FICTION & LITERATURE
Released: March 21, 2014

"In Florio's capable hands, Lola Wicks is going to be around for a long, long time."
Florio's second novel mines familiar ground with another look at American Indian culture along the frozen U.S.-Canadian border territory, with a compelling mystery folded in to add spice to the mix. Read full book review >

BOOK REVIEW

SCOTS ON THE ROCKS by Mary Daheim
MYSTERY THRILLER
Released: Aug. 1, 2007

"So-so, but if you favor middle-aged amateur sleuths (Saks and Violins, 2006, etc.) bickering their way along drafty corridors and you have a wee dram of a single-malt at your side, you might be amused."
Would one corpse ruin a vacation? Would two? Read full book review >

BOOK REVIEW

DRYBONE HOLLOW by John Billheimer
MYSTERY THRILLER
Released: April 7, 2003

"Soap opera aside, Billheimer constructs a puzzle so ingenious that, like the folks in the Hollow, readers shoulda seen it coming—but they won't."
It's time for risk analyst Owen Allison to go back to Palo Alto to work on the reconciliation with his ex-wife Judith that was interrupted by his mother's chemotherapy (Dismal Mountain, 2001). Read full book review >

BOOK REVIEW

NON-FICTION
Released: June 24, 2008

"A loving, stirring portrait of the American cultural mosaic."
Fearless foreign correspondent buys a fixer-upper in a different kind of war zone: West Harlem. Read full book review >

BOOK REVIEW

FLYING OUT OF BROOKLYN by Beverly Magid
FICTION & LITERATURE
Released: Nov. 27, 2007

"A heartfelt and ambitious novel that doesn't reach its potential."
A woman seeks to escape her humdrum life in World War II-era Brooklyn.

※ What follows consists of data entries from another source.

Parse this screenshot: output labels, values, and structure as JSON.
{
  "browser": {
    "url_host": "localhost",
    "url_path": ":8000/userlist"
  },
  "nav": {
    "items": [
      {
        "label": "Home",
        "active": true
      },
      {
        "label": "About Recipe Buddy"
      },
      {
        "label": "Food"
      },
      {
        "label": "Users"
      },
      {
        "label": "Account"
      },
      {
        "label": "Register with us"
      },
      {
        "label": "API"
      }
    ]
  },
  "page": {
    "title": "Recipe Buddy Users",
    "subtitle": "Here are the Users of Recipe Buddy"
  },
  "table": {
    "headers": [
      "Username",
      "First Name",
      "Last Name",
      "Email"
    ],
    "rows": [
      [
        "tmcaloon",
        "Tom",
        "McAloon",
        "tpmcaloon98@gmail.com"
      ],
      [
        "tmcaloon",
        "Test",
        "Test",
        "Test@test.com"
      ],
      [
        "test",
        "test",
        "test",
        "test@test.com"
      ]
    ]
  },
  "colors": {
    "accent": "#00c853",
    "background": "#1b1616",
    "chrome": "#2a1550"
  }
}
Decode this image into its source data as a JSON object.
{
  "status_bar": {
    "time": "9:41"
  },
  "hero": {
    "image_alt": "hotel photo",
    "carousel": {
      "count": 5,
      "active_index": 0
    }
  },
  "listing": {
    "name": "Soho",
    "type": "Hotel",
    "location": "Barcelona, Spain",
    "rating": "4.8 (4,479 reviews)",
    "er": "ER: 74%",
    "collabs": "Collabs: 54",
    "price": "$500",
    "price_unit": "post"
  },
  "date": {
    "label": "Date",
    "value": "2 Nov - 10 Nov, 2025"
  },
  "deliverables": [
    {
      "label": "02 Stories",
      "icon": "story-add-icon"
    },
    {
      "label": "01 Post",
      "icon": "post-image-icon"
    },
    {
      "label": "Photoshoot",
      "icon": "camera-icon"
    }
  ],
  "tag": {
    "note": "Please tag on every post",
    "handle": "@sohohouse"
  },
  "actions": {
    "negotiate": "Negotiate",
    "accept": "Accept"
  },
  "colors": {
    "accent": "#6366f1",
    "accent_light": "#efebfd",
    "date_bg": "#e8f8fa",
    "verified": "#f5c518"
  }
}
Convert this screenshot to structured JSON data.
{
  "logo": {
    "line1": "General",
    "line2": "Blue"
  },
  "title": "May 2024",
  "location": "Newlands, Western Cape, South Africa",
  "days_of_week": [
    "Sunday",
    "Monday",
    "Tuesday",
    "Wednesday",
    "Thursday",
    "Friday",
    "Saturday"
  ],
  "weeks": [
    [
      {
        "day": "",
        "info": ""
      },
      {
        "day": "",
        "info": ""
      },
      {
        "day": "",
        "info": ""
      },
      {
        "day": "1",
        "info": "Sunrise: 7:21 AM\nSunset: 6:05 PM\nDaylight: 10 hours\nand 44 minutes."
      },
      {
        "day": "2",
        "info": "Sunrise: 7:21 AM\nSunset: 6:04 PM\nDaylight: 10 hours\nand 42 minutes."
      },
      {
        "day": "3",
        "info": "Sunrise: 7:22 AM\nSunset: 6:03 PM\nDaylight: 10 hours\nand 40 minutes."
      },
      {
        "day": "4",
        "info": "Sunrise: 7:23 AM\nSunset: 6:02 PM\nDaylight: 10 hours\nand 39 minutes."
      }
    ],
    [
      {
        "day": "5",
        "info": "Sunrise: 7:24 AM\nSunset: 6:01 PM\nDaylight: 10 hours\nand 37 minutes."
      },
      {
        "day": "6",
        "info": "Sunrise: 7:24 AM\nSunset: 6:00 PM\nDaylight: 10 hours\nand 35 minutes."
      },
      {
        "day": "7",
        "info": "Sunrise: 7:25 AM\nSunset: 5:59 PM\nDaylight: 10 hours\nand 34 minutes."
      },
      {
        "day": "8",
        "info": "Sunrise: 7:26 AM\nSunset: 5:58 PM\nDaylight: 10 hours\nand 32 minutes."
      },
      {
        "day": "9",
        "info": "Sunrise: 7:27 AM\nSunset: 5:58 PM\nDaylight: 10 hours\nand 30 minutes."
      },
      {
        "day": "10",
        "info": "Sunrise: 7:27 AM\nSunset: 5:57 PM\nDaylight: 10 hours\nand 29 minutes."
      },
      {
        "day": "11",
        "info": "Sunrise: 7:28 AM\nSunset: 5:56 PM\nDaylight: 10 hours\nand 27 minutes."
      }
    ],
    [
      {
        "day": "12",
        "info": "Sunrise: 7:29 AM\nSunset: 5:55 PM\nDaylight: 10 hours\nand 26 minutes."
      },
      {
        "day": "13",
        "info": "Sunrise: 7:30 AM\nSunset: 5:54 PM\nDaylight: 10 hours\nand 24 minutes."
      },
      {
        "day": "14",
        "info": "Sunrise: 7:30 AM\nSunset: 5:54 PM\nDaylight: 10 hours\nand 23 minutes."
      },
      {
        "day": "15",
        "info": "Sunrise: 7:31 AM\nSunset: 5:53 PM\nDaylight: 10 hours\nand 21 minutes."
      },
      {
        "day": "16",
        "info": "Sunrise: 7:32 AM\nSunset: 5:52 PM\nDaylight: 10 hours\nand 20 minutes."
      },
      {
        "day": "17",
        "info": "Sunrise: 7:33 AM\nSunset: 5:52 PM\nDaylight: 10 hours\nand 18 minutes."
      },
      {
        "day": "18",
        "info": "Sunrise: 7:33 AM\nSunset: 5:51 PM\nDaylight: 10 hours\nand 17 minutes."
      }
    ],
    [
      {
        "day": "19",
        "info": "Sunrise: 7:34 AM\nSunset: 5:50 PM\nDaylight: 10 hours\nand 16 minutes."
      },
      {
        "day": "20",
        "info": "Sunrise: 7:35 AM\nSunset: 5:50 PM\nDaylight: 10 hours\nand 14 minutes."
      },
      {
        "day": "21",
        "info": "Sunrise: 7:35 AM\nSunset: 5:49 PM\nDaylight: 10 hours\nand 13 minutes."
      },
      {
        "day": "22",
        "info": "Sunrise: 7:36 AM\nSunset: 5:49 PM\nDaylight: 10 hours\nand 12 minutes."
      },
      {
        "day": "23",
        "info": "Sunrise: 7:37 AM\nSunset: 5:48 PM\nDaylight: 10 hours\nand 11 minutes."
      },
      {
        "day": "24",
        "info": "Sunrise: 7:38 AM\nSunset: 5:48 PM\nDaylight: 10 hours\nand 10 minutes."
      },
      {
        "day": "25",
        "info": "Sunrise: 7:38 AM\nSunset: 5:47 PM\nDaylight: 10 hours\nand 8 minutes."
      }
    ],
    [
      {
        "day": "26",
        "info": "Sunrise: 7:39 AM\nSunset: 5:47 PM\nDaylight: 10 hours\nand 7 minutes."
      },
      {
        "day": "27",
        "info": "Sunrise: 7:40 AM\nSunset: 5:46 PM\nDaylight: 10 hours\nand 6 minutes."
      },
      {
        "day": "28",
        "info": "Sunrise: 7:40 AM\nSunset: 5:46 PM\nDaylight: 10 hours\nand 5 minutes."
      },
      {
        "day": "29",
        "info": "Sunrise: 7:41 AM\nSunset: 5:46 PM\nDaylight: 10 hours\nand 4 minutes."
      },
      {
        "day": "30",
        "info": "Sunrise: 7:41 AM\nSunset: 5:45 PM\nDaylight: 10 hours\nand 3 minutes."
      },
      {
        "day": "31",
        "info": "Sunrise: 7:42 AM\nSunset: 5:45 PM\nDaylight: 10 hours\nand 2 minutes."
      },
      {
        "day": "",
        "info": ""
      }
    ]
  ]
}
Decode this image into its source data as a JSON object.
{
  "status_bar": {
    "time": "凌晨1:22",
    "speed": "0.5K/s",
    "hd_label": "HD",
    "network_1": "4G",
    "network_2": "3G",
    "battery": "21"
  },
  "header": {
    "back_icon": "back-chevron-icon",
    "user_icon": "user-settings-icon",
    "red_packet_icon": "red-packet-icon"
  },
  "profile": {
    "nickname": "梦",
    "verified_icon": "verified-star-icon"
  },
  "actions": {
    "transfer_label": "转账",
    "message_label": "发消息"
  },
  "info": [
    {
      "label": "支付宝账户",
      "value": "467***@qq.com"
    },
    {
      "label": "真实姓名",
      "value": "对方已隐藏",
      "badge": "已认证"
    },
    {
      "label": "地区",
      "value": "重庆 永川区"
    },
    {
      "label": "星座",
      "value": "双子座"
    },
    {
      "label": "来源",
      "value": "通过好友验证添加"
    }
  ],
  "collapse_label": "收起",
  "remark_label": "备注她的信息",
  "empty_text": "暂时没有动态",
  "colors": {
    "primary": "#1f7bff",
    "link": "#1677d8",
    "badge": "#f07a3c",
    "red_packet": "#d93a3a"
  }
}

Read full book review >

BOOK REVIEW

DEAD MAN DOCKING by Mary Daheim
MYSTERY THRILLER
Released: Aug. 1, 2005

"Sure, it's silly, and the outcome passes belief, but there are moments when the St. Georges' patter and wardrobe and love of martinis are absolutely intoxicating."
A spoof of Nick and Nora Charles, with a komondor standing in for Asta and enough martinis to pickle all three livers. Read full book review >

BOOK REVIEW

I HAVE A FRIEND by Judith Inglese
CHILDREN'S
Released: Feb. 28, 2014

"Aims high but misses. (Picture book. 5-7)"
Staid pictures make a poor match for a child's free-flying introduction to an imaginary friend. Read full book review >

BOOK REVIEW

JORAH'S JOURNAL by Judith Caseley
FAMILY AND GROWING UP
Released: May 1, 1997

"The resolution comes too easily, cramming all of Jorah's adjustment period into just a few days, but her predicament will still ring true for emerging readers. (Fiction. 7+)"
Caseley (Witch Mama, 1996, etc.) presents a hurried-up, condensed look at the first days of a third-grader in her new home. Read full book review >